I hope you found this page useful and be sure to check the links below for more information. They were written by experts and provide much more information. Some sites may not be up-to-date but they are always a work in progress. If you can, I would appreciate it if you would click on the “Like” below and leave a comment. It helps us bloggers stay motivated. You can also send an email to me at firstname.lastname@example.org. I would enjoy hearing from you especially if you notice something is a bit whacky.
FOR FURTHER READING:
PLANTS OF THE WORLD ONLINE (GENUS/SPECIES)
INTERNATIONAL PLANT NAMES INDEX (GENUS/SPECIES)
*WORLD FLORA ONLINE (GENUS/SPECIES)
USDA PLANTS DATABASE
KANSAS WILDFLOWERS AND GRASSES
CABI (INVASIVE SPECIES COMPENDIUM)
PFAF(PLANTS FOR A FUTURE)
FRIENDS OF THE WILDFLOWER GARDEN
WILDFLOWERS OF NEW MEXICO
SOUTHWEST DESERT FLORA
INVASIVE PLANT ATLAS
UNIVERSITY OF WASHINGTON
MARYLAND BIODIVERSITY PROJECT

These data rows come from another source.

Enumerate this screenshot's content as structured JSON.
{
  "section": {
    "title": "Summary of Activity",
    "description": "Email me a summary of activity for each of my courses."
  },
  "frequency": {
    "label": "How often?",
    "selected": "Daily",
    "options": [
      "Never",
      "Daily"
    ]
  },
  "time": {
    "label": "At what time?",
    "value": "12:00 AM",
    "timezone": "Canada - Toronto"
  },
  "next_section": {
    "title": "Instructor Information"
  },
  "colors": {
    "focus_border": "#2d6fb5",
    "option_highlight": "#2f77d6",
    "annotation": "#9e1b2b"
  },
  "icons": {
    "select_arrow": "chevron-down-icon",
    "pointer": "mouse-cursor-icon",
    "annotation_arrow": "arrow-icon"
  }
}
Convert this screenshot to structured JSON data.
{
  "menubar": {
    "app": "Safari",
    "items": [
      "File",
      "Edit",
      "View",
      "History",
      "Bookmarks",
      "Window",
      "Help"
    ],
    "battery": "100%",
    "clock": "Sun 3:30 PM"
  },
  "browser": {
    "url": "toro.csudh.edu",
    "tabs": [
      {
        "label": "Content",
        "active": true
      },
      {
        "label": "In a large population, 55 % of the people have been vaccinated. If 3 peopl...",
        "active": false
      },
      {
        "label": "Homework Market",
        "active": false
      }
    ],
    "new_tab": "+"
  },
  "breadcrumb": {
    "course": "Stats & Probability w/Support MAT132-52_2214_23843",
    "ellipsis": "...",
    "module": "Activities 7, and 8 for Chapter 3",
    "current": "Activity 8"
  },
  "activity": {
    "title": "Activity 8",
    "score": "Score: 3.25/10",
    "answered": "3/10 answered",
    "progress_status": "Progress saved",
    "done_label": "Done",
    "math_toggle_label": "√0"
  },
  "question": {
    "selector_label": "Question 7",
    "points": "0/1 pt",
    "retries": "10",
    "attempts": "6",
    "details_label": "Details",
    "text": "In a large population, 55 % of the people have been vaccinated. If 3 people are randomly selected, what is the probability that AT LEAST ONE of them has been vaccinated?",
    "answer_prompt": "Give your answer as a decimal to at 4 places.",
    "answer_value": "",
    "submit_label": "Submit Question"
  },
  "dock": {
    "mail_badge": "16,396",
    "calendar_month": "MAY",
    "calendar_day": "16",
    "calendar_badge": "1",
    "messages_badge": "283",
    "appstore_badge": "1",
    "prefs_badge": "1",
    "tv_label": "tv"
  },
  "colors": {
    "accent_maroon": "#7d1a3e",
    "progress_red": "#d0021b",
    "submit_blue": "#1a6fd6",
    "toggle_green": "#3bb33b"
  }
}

NOTE: The figures may not match on these websites. It depends on when and how they make updates and when their sources make updates (and if they update their sources or even read what they say). Some websites have hundreds and even many thousands of species to keep up with. Accepted scientific names change periodically and it can be hard to keep with as well. In my opinion, Plants of the World Online by Kew is the most reliable and up-to-date plant database and they make updates on a regular basis. I make updates at least once a year and when I write new pages but I do get behind. We are all a work in progress. 🙂
*Some sites may list the species name as Melilotus Officinalis (L.) Pall. which is invalid (“nom. inval.”).